Bale, another fine young actor, could have given a much better performance had he been given something better to act upon. Same goes for Depp. Although his performance was good, it had potential to be one of his best had the script been better.
Perhaps "Public Enemies" could have been a masterpiece if it had a different director. My top choice would've been Martin Scorsese. He emphasized the era in "Goodfellas" but didn't lose track of his gangster characters. He knows how to show consequence to crime, while Mann just consistently glorified Dillinger's crime spree without really showing much of it. Another good choice might have been Ridley Scott, whose "American Gangster" was one of the best films the genre has produced in years.
The biggest problem with "Public Enemies," despite its 143 minute running time, is that everything happens too quickly. Mann is so used to making fast-paced films that he barely stops to take a breath and admire the scenery. He seems to want to rush to the finale so quickly that he forgets that any good finale must have sufficient development before it can occur. He takes us to Chicago, Wisconsin, Florida, and Arizona without pausing to explain why we are going to these places, and maybe introduce us to the rest of Dillinger's crew. Perhaps a voiceover from Depp might have worked well here. Depp knows how to give a good narration (see: "Fear and Loathing in Las Vegas").
The era that "Public Enemies" takes place in is one that somewhat echos what we are going through now: a time of economic hardship, desperation, and confusion. The great "Bonnie and Clyde" connects the couple's escape from home and eventual crime spree to the rebellious feelings of the late 1960s. Couldn't Mann have gone deeper and connected the Depression to our own lives?
The substance of "Public Enemies" does not lie in the style; the film is all style and no substance. Its few redeeming qualities can't help make it a better movie.

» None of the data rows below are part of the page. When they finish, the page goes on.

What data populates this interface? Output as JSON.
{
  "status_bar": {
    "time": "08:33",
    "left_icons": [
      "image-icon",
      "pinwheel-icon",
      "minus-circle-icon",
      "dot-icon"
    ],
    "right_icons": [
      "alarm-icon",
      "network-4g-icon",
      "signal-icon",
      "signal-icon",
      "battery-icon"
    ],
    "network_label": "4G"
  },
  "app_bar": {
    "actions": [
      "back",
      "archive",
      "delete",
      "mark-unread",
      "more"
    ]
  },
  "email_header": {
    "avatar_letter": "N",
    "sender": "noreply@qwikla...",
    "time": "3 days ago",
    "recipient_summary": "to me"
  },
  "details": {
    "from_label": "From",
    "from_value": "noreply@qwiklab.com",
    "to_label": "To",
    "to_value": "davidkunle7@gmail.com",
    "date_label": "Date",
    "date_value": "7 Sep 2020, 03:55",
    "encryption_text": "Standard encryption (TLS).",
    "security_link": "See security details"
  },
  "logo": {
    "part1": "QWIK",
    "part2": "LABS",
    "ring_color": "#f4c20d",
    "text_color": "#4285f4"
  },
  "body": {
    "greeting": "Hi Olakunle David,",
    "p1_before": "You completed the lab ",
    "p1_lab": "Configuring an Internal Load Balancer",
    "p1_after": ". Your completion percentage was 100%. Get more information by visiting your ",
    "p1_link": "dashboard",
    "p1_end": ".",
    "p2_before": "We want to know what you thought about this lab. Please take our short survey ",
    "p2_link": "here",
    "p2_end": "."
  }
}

While I am happy to see that Hollywood is trying to make more adult cinema and I hope they continue to do so, I just hope that next time they do it right.